Summary

Background  Silymarin is the most commonly used herbal product for chronic liver disease; yet, whether silymarin protects against liver disease progression remains unclear.

Aim  To assess the effects of silymarin use on subsequent liver disease progression in 1049 patients of the Hepatitis C Antiviral Long-Term Treatment against Cirrhosis (HALT-C) trial who had advanced fibrosis or cirrhosis and had failed prior peginterferon plus ribavirin treatment.

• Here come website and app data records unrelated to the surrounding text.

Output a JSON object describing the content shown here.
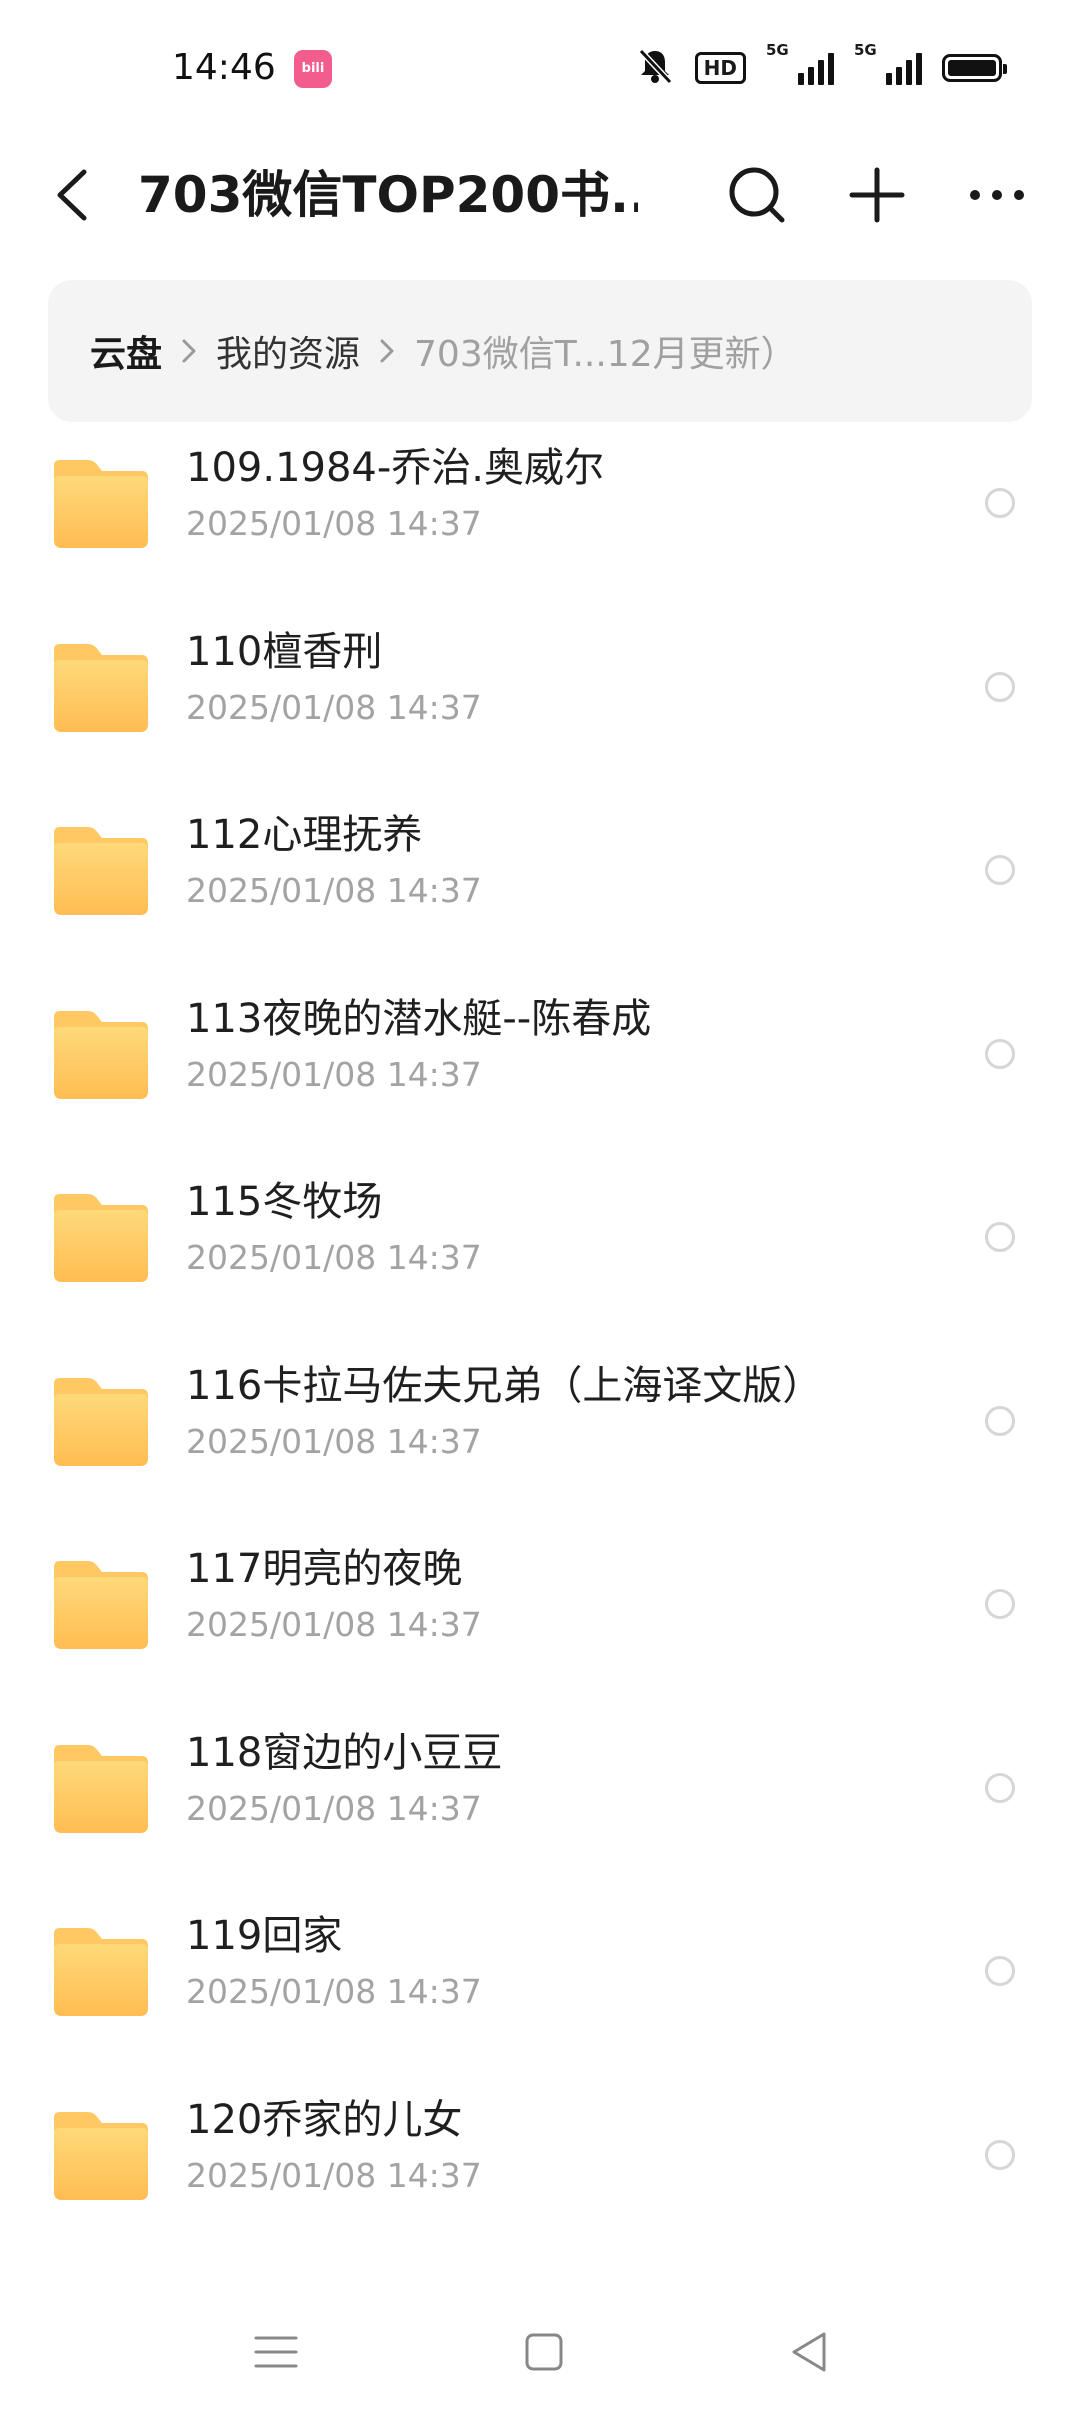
{
  "status_bar": {
    "time": "14:46",
    "app_badge": "bili",
    "hd_label": "HD",
    "network_1": "5G",
    "network_2": "5G"
  },
  "header": {
    "title": "703微信TOP200书..."
  },
  "breadcrumb": {
    "root": "云盘",
    "mid": "我的资源",
    "current": "703微信T...12月更新）"
  },
  "files": [
    {
      "name": "109.1984-乔治.奥威尔",
      "date": "2025/01/08 14:37"
    },
    {
      "name": "110檀香刑",
      "date": "2025/01/08 14:37"
    },
    {
      "name": "112心理抚养",
      "date": "2025/01/08 14:37"
    },
    {
      "name": "113夜晚的潜水艇--陈春成",
      "date": "2025/01/08 14:37"
    },
    {
      "name": "115冬牧场",
      "date": "2025/01/08 14:37"
    },
    {
      "name": "116卡拉马佐夫兄弟（上海译文版）",
      "date": "2025/01/08 14:37"
    },
    {
      "name": "117明亮的夜晚",
      "date": "2025/01/08 14:37"
    },
    {
      "name": "118窗边的小豆豆",
      "date": "2025/01/08 14:37"
    },
    {
      "name": "119回家",
      "date": "2025/01/08 14:37"
    },
    {
      "name": "120乔家的儿女",
      "date": "2025/01/08 14:37"
    }
  ],
  "colors": {
    "folder_top": "#ffd97a",
    "folder_bottom": "#ffbd52",
    "badge": "#f25d8e"
  }
}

Methods  Patients recorded their use of silymarin at baseline and were followed up for liver disease progression (two point increase in Ishak fibrosis score across baseline, year 1.5, and year 3.5 biopsies) and over 8.65 years for clinical outcomes.

Results  At baseline, 34% of patients had used silymarin, half of whom were current users. Use of silymarin was associated (P < 0.05) with male gender; oesophageal varices; higher ALT and albumin; and lower AST/ALT ratio, among other features. Baseline users had less hepatic collagen content on study biopsies and had less histological progression (HR: 0.57, 95% CI: 0.33–1.00; P-trend for longer duration of use=0.026). No effect was seen for clinical outcomes.

Conclusions  Silymarin use among patients with advanced hepatitis C-related liver disease is associated with reduced progression from fibrosis to cirrhosis, but has no impact on clinical outcomes (Clinicaltrials.gov #NCT00006164).